Exercise and most sport is good for physical health including mental wellness. Yet many world reknown footballers have succumb to depression and anxiety disorder.
Often burnout is the trigger for mental disorder and is more common amongst Footballers than the general population. This is due to many factors including the perfectionistic demands of the sport, stress of consistent public criticism and scrutiny, fear of injury, disillusionment with the game, loneliness and constant travel. Burnout is oftne a major trigger of depression and many other mental disorders. (Sarmento et al, 2021).
Some of the biggest names in Football has fallen victim to mental struggles showing that mental disorder is not a personality weakness. Their stories help to bring awareness to the signs of mental conditions as well as solutions for a healthier mind.
One of the world’s greatest strikers, Christiano Ronaldo is a household name in the world of football. He shares that one of the biggest problems about recognising mental disorder amongst Footballers is the lack of awareness of the signs and symptoms of mental disorder and lack of help available.
“The reality is that we didn’t even know this kind of problem existed. It was absolutely ignored among our generation.”
“Many, obviously, have gone through terrible times, even depression, because of the lack of privacy, the lack of freedom.”
“It is true that the problems were very obvious, but the solutions were not very available.”
However, Ronaldo has benefitted from therapy:
“I have been in therapy for two and a half years and I understand myself much better than before.”
The Man Utd Midfielder shared openly with ‘Le Figaro’ magazine about his brush with depression and why it happens.
“In football it is not acceptable but we are not superheroes, we are only human beings,”
“One is judged every three days, we have to be good all the time, although we have worries like everyone, whether that’s with our partners, our coach, in everyday life.”

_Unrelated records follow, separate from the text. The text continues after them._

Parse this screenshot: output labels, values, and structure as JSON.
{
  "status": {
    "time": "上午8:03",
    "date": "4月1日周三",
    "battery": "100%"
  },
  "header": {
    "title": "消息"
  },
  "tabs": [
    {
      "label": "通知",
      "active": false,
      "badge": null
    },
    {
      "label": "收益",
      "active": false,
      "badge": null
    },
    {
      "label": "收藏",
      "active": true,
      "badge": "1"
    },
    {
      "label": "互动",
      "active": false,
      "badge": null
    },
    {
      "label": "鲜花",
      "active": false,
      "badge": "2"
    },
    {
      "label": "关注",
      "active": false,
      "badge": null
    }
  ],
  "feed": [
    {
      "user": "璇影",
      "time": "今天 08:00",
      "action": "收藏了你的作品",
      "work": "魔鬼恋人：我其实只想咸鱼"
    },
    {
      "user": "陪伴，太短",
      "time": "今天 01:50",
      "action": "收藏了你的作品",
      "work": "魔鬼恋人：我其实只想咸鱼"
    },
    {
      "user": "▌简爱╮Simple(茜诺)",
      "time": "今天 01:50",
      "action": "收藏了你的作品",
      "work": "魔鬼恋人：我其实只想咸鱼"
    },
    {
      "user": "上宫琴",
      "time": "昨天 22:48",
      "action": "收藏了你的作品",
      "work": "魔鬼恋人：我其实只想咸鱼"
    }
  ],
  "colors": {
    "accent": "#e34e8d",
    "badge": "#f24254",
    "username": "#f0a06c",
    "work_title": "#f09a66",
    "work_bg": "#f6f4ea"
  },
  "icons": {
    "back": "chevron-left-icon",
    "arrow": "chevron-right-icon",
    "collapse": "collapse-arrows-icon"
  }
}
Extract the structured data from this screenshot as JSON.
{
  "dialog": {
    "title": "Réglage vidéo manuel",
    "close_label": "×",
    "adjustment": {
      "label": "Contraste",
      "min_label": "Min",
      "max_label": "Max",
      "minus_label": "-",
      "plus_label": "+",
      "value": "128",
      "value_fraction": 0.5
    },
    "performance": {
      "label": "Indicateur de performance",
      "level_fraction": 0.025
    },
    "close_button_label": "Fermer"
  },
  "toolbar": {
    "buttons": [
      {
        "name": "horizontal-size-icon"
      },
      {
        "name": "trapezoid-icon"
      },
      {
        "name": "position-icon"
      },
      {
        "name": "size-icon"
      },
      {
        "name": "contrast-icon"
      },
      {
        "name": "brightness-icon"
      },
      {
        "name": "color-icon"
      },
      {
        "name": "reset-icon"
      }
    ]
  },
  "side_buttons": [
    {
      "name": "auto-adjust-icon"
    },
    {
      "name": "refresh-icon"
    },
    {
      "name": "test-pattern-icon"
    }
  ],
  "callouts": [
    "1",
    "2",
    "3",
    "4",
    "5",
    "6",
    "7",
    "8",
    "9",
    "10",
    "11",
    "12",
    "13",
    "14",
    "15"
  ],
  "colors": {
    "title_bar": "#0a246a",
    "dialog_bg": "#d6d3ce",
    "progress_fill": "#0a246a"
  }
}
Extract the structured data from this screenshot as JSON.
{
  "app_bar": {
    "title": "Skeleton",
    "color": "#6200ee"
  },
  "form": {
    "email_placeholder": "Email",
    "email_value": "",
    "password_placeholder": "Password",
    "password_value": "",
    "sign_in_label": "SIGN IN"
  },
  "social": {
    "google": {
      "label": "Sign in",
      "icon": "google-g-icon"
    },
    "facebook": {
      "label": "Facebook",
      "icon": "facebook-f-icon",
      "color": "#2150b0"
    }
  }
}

“I have been through it, but we don’t talk about it. Sometimes you don’t even know you have depression, you just want to be isolated, to be all alone, these are the unmistakable signs.”
“You ask yourself if there is something wrong with you, because you have never experienced these moments in your life.”
“Of course we earn a lot of money and we don’t complain, really. But that does not prevent you from going through these moments in your life.”
“If you are not shielded mentally, you are dead in this sport. These tests will be the making of you, but you must not let your guard down.”
He adds that despite his struggle with depression he chooses to look at the positive side.
“I don’t want it to be the case that these negative moments make me forget all my achievements.”
His solution it to speak with his psychiatrist and find support in his family.
“My psychiatrist can be my best friend, my wife or my son. To speak, to be listened to, to get out all of this rage and this depression that is gnawing at you is obligatory for me.”
Joe Bryan shared his story with ESPN’s Mental Health Awareness that many days he would wake up ‘feeling like s—-‘. His struggle with Anxiety Disorder causes him to doubt himself.
“I still question whether I have a right to be playing where I am, whether I’m good enough to be where I am.”
The nights are not kind to him either as he struggles to sleep because:
“You’re internalising everything, and your brain is throwing up these scenarios that would never happen, and it’s like a snowball.”
He didn’t know why he was struggling so hard.
“The thing for me was… I didn’t know what it was. I couldn’t put my finger on why I was feeling this way, and it throws up more questions. So unless you’re chatting to someone who knows what you’re feeling like, it’s hard.”
Fortunately, his physiotherapist noticed a change in his behavior and alerted him to get help.
“I was lucky that a physio… Natalie at Fulham, pulled me aside and said ‘you’re not the same person since you joined here.”
Since his journey of recovery, Bryan has a different perspective which helps him in managing his anxiety.
“My challenge this season has been staying calm, not getting annoyed and just trying to do my work and use it as an opportunity to develop as a person.”
“I’m aware that football doesn’t define me as a person. I love it and I’ll do everything I can on the pitch to succeed and to help the club, but I don’t define myself by my ability as a football player. There’s a whole lot more to my life than that. If you focus too much on what people think of you as a footballer, then it can be dangerous, that’s something the last two years have really taught me.”
What about you
Being watchful of the signs and symptoms of depression, anxiety disorder and getting help early can bring about recovery faster. Here’s how you can check in with yourself or a friend, if you are not quite yourself lately.
If you have been having suicidal thoughts, please get help immediately.
Reference: Sarmento, H., Frontini, R., Marques, A., Peralta, M., Ordoñez-Saavedra, N., Duarte, J. P., Figueiredo, A., Campos, M. J., & Clemente, F. M. (2021). Depressive Symptoms and Burnout in Football Players: A Systematic Review. Brain sciences, 11(10), 1351. https://doi.org/10.3390/brainsci11101351